SLATER: “It’s no secret that poor quality patents are the patent troll’s weapon of choice against companies large and small.”
Washington, DC – Today, the Internet Association, along with the Computer & Communications Industry Association, Dell, Garmin, Intel, Red Hat, Samsung, SAP America, SAS Institute, The Software & Information Industry Association, Symmetry, and Vizio, filed an amicus brief with the United States Court of Appeals for the Federal Circuit in the Aqua Products, Inc. case supporting the U.S. Patent Office’s (PTO) efforts to improve patent quality.
The Internet Association and the other amici defended the PTO’s inter partes review (IPR) process and its positive outcomes for the U.S. patent system. The IPR process was created as part of the 2011 America Invents Act (AIA) to help clear low quality patents from the patent system.
“It’s no secret that poor quality patents are the patent troll’s weapon of choice against companies large and small,” said Internet Association General Counsel Abigail Slater. “The PTO has taken a careful and fair approach to the IPR process, and the patent system has fewer bad patents as a result.”
The amicus brief asks the Federal Circuit to hold that the Patent Trial Appeals Board (PTAB) may place the burden of persuasion on the patent holder to demonstrate the patentability of proposed amended claims, and that the PTAB may sua sponte raise patentability challenges to such claims. These rules promote the Congressional intent behind the 2011 AIA, directing the PTO to consider the effect of its rules on “the economy” and “the integrity of the patent system.”
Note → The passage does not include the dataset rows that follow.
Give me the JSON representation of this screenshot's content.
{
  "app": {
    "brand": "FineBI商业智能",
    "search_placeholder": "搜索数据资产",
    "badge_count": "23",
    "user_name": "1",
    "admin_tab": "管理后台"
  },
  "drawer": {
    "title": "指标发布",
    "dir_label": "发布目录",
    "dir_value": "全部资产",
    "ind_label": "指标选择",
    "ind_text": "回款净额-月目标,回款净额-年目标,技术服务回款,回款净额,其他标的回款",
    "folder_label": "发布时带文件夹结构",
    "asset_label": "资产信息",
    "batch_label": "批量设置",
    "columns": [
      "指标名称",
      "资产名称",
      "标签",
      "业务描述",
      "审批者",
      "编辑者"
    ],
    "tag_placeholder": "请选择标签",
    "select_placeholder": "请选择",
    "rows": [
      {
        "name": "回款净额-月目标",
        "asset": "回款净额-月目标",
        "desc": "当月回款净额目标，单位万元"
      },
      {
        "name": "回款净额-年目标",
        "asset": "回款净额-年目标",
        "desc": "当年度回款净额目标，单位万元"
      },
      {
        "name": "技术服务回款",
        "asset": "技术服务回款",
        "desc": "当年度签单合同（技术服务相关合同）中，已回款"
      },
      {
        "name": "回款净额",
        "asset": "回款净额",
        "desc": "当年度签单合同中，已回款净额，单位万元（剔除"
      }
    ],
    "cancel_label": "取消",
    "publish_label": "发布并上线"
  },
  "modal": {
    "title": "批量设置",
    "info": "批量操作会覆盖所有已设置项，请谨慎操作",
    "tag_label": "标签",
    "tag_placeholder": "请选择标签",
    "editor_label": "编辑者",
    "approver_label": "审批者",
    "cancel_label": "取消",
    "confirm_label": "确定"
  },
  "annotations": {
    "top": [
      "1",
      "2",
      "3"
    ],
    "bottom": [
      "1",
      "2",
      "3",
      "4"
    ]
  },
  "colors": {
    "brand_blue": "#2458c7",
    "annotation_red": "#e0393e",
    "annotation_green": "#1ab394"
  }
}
The brief states, “Poor-quality patents pose a major problem for amici and other American innovators, and we agree that new statutory tools to improve patent quality were (and are) urgently needed. The AIA created several such tools that Congress hoped would ‘establish a more efficient and streamlined patent system’ and ‘limit unnecessary and counterproductive litigation costs.’ Inter partes review represents an important part of Congress’s effort to combat poor-quality patents. It provides a relatively quick and cost-effective mechanism through which interested parties, like amici, can challenge and eliminate claims ‘that should not have issued.’”
For more information, please read the Internet Association blog post by Abigail Slater further explaining the importance of this case.
To read the full brief, click here.